Task details -
Write out, precisely and in full, each line of the material.

Supplied information -
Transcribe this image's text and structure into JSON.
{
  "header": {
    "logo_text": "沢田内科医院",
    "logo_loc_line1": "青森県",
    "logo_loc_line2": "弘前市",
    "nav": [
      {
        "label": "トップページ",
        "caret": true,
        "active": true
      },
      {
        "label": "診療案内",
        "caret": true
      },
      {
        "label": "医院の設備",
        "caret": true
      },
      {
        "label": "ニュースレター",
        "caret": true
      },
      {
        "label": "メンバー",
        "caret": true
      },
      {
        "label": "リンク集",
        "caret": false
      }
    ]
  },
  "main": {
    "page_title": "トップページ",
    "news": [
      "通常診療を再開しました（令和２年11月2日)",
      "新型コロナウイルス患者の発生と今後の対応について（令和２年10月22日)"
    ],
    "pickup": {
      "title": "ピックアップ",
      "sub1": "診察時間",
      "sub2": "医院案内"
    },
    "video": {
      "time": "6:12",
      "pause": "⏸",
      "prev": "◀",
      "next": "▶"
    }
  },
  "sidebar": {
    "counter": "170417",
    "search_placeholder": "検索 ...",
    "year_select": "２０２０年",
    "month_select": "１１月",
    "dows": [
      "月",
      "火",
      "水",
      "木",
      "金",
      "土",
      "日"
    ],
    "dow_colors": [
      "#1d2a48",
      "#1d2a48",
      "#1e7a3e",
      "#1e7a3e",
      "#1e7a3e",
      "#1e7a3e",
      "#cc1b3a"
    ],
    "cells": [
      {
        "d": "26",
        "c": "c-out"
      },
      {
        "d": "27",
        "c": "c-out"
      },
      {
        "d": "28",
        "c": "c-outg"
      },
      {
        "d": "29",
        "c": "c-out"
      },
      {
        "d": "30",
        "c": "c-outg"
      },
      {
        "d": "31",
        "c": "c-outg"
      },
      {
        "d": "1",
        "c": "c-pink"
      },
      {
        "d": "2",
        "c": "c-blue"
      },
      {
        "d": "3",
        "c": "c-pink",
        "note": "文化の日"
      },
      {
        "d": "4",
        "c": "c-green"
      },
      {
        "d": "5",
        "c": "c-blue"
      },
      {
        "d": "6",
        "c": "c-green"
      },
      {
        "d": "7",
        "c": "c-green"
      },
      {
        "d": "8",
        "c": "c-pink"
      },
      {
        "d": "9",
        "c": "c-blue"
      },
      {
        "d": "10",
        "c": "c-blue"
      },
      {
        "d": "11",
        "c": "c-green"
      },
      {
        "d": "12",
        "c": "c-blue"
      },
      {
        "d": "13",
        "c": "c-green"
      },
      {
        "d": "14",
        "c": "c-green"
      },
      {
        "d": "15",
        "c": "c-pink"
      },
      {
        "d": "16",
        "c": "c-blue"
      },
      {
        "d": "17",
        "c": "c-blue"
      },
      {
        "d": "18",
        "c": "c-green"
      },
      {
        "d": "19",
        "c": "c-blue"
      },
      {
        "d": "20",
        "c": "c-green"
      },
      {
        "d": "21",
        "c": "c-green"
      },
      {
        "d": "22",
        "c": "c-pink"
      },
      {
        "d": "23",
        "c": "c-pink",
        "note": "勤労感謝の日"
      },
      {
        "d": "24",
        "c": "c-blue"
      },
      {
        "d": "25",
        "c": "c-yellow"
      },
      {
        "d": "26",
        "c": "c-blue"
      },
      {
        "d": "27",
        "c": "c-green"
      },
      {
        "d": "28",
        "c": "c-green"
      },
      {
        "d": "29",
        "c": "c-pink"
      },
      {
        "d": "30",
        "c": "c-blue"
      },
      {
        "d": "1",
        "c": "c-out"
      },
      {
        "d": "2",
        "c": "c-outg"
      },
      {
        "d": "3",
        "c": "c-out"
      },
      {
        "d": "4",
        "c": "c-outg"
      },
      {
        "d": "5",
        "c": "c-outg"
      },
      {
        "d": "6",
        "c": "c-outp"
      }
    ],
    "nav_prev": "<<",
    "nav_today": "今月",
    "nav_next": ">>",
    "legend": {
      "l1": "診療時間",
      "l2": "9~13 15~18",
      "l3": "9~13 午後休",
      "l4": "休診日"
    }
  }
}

Answer box -
Transcribe this image's text and structure into JSON.
{
  "header": {
    "logo_text": "沢田内科医院",
    "logo_loc_line1": "青森県",
    "logo_loc_line2": "弘前市",
    "nav": [
      {
        "label": "トップページ",
        "caret": true,
        "active": true
      },
      {
        "label": "診療案内",
        "caret": true
      },
      {
        "label": "医院の設備",
        "caret": true
      },
      {
        "label": "ニュースレター",
        "caret": true
      },
      {
        "label": "メンバー",
        "caret": true
      },
      {
        "label": "リンク集",
        "caret": false
      }
    ]
  },
  "main": {
    "page_title": "トップページ",
    "news": [
      "通常診療を再開しました（令和２年11月2日)",
      "新型コロナウイルス患者の発生と今後の対応について（令和２年10月22日)"
    ],
    "pickup": {
      "title": "ピックアップ",
      "sub1": "診察時間",
      "sub2": "医院案内"
    },
    "video": {
      "time": "6:12",
      "pause": "⏸",
      "prev": "◀",
      "next": "▶"
    }
  },
  "sidebar": {
    "counter": "170417",
    "search_placeholder": "検索 ...",
    "year_select": "２０２０年",
    "month_select": "１１月",
    "dows": [
      "月",
      "火",
      "水",
      "木",
      "金",
      "土",
      "日"
    ],
    "dow_colors": [
      "#1d2a48",
      "#1d2a48",
      "#1e7a3e",
      "#1e7a3e",
      "#1e7a3e",
      "#1e7a3e",
      "#cc1b3a"
    ],
    "cells": [
      {
        "d": "26",
        "c": "c-out"
      },
      {
        "d": "27",
        "c": "c-out"
      },
      {
        "d": "28",
        "c": "c-outg"
      },
      {
        "d": "29",
        "c": "c-out"
      },
      {
        "d": "30",
        "c": "c-outg"
      },
      {
        "d": "31",
        "c": "c-outg"
      },
      {
        "d": "1",
        "c": "c-pink"
      },
      {
        "d": "2",
        "c": "c-blue"
      },
      {
        "d": "3",
        "c": "c-pink",
        "note": "文化の日"
      },
      {
        "d": "4",
        "c": "c-green"
      },
      {
        "d": "5",
        "c": "c-blue"
      },
      {
        "d": "6",
        "c": "c-green"
      },
      {
        "d": "7",
        "c": "c-green"
      },
      {
        "d": "8",
        "c": "c-pink"
      },
      {
        "d": "9",
        "c": "c-blue"
      },
      {
        "d": "10",
        "c": "c-blue"
      },
      {
        "d": "11",
        "c": "c-green"
      },
      {
        "d": "12",
        "c": "c-blue"
      },
      {
        "d": "13",
        "c": "c-green"
      },
      {
        "d": "14",
        "c": "c-green"
      },
      {
        "d": "15",
        "c": "c-pink"
      },
      {
        "d": "16",
        "c": "c-blue"
      },
      {
        "d": "17",
        "c": "c-blue"
      },
      {
        "d": "18",
        "c": "c-green"
      },
      {
        "d": "19",
        "c": "c-blue"
      },
      {
        "d": "20",
        "c": "c-green"
      },
      {
        "d": "21",
        "c": "c-green"
      },
      {
        "d": "22",
        "c": "c-pink"
      },
      {
        "d": "23",
        "c": "c-pink",
        "note": "勤労感謝の日"
      },
      {
        "d": "24",
        "c": "c-blue"
      },
      {
        "d": "25",
        "c": "c-yellow"
      },
      {
        "d": "26",
        "c": "c-blue"
      },
      {
        "d": "27",
        "c": "c-green"
      },
      {
        "d": "28",
        "c": "c-green"
      },
      {
        "d": "29",
        "c": "c-pink"
      },
      {
        "d": "30",
        "c": "c-blue"
      },
      {
        "d": "1",
        "c": "c-out"
      },
      {
        "d": "2",
        "c": "c-outg"
      },
      {
        "d": "3",
        "c": "c-out"
      },
      {
        "d": "4",
        "c": "c-outg"
      },
      {
        "d": "5",
        "c": "c-outg"
      },
      {
        "d": "6",
        "c": "c-outp"
      }
    ],
    "nav_prev": "<<",
    "nav_today": "今月",
    "nav_next": ">>",
    "legend": {
      "l1": "診療時間",
      "l2": "9~13 15~18",
      "l3": "9~13 午後休",
      "l4": "休診日"
    }
  }
}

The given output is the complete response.